### RECORDS SUPPLIED
= = = =
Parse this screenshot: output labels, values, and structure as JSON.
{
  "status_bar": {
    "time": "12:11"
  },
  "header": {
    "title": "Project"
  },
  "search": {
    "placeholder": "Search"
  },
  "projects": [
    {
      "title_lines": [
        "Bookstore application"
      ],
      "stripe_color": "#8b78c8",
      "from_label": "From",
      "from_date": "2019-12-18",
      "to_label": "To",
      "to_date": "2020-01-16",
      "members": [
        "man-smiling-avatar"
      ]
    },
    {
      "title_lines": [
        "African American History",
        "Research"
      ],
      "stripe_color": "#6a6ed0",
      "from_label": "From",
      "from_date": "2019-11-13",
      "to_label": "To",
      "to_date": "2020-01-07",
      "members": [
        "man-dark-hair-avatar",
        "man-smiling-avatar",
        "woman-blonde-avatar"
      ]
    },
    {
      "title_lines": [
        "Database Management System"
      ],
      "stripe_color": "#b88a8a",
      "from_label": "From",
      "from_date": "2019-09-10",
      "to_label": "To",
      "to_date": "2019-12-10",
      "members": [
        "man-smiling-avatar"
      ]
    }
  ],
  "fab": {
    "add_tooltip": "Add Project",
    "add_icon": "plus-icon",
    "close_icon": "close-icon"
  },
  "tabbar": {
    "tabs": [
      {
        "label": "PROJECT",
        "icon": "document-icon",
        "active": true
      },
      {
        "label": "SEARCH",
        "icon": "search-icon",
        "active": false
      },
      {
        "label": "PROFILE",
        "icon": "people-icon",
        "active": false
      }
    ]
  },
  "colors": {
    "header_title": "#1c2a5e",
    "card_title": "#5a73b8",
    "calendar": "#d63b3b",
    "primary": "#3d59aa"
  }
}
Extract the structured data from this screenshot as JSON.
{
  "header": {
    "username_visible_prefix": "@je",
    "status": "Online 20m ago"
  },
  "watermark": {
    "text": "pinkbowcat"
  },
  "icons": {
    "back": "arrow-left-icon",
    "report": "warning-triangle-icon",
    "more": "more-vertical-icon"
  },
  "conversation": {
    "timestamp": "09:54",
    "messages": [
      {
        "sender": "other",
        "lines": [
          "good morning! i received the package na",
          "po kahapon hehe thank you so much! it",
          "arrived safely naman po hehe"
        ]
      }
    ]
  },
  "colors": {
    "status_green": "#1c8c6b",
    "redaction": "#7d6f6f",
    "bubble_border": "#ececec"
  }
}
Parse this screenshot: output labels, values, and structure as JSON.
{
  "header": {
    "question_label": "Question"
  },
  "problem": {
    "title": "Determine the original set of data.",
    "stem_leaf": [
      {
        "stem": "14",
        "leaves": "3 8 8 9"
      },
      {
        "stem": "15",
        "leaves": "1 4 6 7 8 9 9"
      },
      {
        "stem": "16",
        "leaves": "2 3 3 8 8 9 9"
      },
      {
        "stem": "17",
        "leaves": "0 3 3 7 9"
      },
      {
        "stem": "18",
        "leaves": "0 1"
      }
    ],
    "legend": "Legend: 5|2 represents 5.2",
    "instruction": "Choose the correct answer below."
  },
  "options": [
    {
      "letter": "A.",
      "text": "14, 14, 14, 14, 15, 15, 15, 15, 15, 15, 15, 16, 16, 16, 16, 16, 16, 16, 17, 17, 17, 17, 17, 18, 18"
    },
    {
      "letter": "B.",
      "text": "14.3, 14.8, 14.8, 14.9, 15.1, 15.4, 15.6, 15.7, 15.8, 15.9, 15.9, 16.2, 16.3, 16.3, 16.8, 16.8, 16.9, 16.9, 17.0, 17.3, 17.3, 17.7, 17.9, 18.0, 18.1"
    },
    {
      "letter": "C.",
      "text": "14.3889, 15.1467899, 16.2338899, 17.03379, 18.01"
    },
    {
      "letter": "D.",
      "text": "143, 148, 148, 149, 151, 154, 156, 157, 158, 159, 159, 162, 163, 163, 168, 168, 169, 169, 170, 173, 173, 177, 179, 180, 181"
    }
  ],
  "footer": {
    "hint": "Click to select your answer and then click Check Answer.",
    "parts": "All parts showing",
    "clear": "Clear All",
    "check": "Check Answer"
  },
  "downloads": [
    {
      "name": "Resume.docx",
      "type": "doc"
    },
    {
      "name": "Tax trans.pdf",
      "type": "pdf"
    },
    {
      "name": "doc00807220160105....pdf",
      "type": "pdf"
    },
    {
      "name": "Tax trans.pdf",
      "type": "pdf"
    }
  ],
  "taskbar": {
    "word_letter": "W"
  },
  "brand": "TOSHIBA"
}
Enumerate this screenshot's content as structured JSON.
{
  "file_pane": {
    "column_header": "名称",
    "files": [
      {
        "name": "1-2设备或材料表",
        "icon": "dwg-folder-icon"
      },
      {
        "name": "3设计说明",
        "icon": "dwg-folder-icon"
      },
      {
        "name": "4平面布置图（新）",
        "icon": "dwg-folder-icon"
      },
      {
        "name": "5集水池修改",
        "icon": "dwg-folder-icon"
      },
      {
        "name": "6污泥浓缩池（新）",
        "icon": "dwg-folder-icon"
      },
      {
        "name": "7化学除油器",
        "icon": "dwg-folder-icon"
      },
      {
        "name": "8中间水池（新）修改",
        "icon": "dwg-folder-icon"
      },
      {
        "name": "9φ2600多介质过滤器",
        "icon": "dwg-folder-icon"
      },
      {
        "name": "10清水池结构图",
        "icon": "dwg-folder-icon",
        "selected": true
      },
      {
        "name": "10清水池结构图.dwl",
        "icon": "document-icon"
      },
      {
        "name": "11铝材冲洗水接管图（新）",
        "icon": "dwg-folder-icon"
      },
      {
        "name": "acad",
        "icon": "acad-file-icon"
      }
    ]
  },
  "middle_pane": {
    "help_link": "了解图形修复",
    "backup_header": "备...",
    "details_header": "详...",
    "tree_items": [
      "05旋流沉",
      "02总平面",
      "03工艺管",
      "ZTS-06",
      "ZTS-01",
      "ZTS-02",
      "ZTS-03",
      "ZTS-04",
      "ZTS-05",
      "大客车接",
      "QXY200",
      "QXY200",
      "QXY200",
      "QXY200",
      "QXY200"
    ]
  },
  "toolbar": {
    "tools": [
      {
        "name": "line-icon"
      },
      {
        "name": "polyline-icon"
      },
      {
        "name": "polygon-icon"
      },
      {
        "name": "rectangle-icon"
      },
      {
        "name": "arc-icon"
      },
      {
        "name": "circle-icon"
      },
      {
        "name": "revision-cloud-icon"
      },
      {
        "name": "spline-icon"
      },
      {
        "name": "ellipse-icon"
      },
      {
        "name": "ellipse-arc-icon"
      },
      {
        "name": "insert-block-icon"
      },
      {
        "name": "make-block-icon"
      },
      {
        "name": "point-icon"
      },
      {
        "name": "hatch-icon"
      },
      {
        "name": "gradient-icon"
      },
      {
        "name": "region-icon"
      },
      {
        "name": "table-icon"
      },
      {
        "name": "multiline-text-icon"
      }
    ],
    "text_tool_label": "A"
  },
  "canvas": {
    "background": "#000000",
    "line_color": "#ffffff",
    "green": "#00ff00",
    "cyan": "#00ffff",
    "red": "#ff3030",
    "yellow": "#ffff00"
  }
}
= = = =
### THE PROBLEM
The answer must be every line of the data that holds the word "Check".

### YOUR SOLUTION
    "hint": "Click to select your answer and then click Check Answer.",
    "check": "Check Answer"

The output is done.